═════ Material provided ═════
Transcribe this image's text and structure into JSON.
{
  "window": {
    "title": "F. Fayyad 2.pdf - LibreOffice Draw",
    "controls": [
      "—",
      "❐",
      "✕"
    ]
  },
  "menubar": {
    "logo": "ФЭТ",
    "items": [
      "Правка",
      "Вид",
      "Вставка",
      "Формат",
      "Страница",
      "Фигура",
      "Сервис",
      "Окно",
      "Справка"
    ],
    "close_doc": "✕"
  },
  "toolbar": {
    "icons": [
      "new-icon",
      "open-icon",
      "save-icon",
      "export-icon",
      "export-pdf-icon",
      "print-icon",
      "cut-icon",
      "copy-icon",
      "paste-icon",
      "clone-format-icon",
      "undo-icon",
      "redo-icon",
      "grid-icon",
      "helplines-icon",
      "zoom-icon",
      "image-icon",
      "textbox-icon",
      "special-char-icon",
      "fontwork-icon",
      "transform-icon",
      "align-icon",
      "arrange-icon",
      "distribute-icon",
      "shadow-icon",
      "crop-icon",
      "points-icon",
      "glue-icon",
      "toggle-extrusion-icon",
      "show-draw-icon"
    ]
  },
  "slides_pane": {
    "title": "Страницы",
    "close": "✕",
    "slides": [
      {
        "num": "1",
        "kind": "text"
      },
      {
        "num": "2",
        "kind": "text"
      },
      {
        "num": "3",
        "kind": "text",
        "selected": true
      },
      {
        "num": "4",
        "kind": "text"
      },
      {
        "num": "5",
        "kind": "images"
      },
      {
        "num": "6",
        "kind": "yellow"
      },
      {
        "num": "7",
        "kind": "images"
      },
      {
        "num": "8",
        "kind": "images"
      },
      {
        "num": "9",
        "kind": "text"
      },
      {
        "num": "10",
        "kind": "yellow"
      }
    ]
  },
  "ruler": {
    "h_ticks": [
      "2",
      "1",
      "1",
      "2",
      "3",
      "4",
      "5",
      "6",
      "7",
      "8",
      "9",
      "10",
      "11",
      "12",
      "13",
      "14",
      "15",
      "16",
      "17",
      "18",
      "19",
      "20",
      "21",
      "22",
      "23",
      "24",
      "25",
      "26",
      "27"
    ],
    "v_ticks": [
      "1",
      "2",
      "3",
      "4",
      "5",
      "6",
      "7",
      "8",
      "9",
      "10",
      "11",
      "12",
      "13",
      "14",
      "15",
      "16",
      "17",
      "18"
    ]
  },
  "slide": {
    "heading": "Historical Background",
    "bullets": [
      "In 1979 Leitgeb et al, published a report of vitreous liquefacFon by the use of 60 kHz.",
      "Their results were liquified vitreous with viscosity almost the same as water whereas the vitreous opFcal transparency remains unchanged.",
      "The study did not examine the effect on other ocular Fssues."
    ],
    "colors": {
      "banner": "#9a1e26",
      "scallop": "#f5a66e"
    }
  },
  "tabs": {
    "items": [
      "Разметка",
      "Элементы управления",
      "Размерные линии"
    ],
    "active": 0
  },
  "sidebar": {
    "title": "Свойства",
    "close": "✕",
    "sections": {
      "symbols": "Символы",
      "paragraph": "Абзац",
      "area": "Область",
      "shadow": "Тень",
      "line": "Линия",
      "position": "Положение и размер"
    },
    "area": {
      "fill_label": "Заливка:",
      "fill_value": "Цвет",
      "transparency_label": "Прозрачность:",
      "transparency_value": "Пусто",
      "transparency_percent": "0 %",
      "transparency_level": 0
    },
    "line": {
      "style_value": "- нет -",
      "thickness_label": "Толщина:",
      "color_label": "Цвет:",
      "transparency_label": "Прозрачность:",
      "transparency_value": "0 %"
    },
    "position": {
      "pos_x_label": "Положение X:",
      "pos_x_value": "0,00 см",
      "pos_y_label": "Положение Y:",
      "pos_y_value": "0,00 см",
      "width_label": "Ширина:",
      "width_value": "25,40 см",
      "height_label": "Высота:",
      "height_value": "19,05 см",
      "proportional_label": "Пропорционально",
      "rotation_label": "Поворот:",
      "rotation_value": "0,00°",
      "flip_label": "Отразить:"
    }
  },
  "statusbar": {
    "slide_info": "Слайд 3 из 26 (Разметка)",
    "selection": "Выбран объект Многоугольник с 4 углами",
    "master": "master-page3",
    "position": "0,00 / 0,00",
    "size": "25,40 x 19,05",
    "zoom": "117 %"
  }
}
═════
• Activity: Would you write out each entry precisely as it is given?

• Result for this exercise:
Transcribe this image's text and structure into JSON.
{
  "window": {
    "title": "F. Fayyad 2.pdf - LibreOffice Draw",
    "controls": [
      "—",
      "❐",
      "✕"
    ]
  },
  "menubar": {
    "logo": "ФЭТ",
    "items": [
      "Правка",
      "Вид",
      "Вставка",
      "Формат",
      "Страница",
      "Фигура",
      "Сервис",
      "Окно",
      "Справка"
    ],
    "close_doc": "✕"
  },
  "toolbar": {
    "icons": [
      "new-icon",
      "open-icon",
      "save-icon",
      "export-icon",
      "export-pdf-icon",
      "print-icon",
      "cut-icon",
      "copy-icon",
      "paste-icon",
      "clone-format-icon",
      "undo-icon",
      "redo-icon",
      "grid-icon",
      "helplines-icon",
      "zoom-icon",
      "image-icon",
      "textbox-icon",
      "special-char-icon",
      "fontwork-icon",
      "transform-icon",
      "align-icon",
      "arrange-icon",
      "distribute-icon",
      "shadow-icon",
      "crop-icon",
      "points-icon",
      "glue-icon",
      "toggle-extrusion-icon",
      "show-draw-icon"
    ]
  },
  "slides_pane": {
    "title": "Страницы",
    "close": "✕",
    "slides": [
      {
        "num": "1",
        "kind": "text"
      },
      {
        "num": "2",
        "kind": "text"
      },
      {
        "num": "3",
        "kind": "text",
        "selected": true
      },
      {
        "num": "4",
        "kind": "text"
      },
      {
        "num": "5",
        "kind": "images"
      },
      {
        "num": "6",
        "kind": "yellow"
      },
      {
        "num": "7",
        "kind": "images"
      },
      {
        "num": "8",
        "kind": "images"
      },
      {
        "num": "9",
        "kind": "text"
      },
      {
        "num": "10",
        "kind": "yellow"
      }
    ]
  },
  "ruler": {
    "h_ticks": [
      "2",
      "1",
      "1",
      "2",
      "3",
      "4",
      "5",
      "6",
      "7",
      "8",
      "9",
      "10",
      "11",
      "12",
      "13",
      "14",
      "15",
      "16",
      "17",
      "18",
      "19",
      "20",
      "21",
      "22",
      "23",
      "24",
      "25",
      "26",
      "27"
    ],
    "v_ticks": [
      "1",
      "2",
      "3",
      "4",
      "5",
      "6",
      "7",
      "8",
      "9",
      "10",
      "11",
      "12",
      "13",
      "14",
      "15",
      "16",
      "17",
      "18"
    ]
  },
  "slide": {
    "heading": "Historical Background",
    "bullets": [
      "In 1979 Leitgeb et al, published a report of vitreous liquefacFon by the use of 60 kHz.",
      "Their results were liquified vitreous with viscosity almost the same as water whereas the vitreous opFcal transparency remains unchanged.",
      "The study did not examine the effect on other ocular Fssues."
    ],
    "colors": {
      "banner": "#9a1e26",
      "scallop": "#f5a66e"
    }
  },
  "tabs": {
    "items": [
      "Разметка",
      "Элементы управления",
      "Размерные линии"
    ],
    "active": 0
  },
  "sidebar": {
    "title": "Свойства",
    "close": "✕",
    "sections": {
      "symbols": "Символы",
      "paragraph": "Абзац",
      "area": "Область",
      "shadow": "Тень",
      "line": "Линия",
      "position": "Положение и размер"
    },
    "area": {
      "fill_label": "Заливка:",
      "fill_value": "Цвет",
      "transparency_label": "Прозрачность:",
      "transparency_value": "Пусто",
      "transparency_percent": "0 %",
      "transparency_level": 0
    },
    "line": {
      "style_value": "- нет -",
      "thickness_label": "Толщина:",
      "color_label": "Цвет:",
      "transparency_label": "Прозрачность:",
      "transparency_value": "0 %"
    },
    "position": {
      "pos_x_label": "Положение X:",
      "pos_x_value": "0,00 см",
      "pos_y_label": "Положение Y:",
      "pos_y_value": "0,00 см",
      "width_label": "Ширина:",
      "width_value": "25,40 см",
      "height_label": "Высота:",
      "height_value": "19,05 см",
      "proportional_label": "Пропорционально",
      "rotation_label": "Поворот:",
      "rotation_value": "0,00°",
      "flip_label": "Отразить:"
    }
  },
  "statusbar": {
    "slide_info": "Слайд 3 из 26 (Разметка)",
    "selection": "Выбран объект Многоугольник с 4 углами",
    "master": "master-page3",
    "position": "0,00 / 0,00",
    "size": "25,40 x 19,05",
    "zoom": "117 %"
  }
}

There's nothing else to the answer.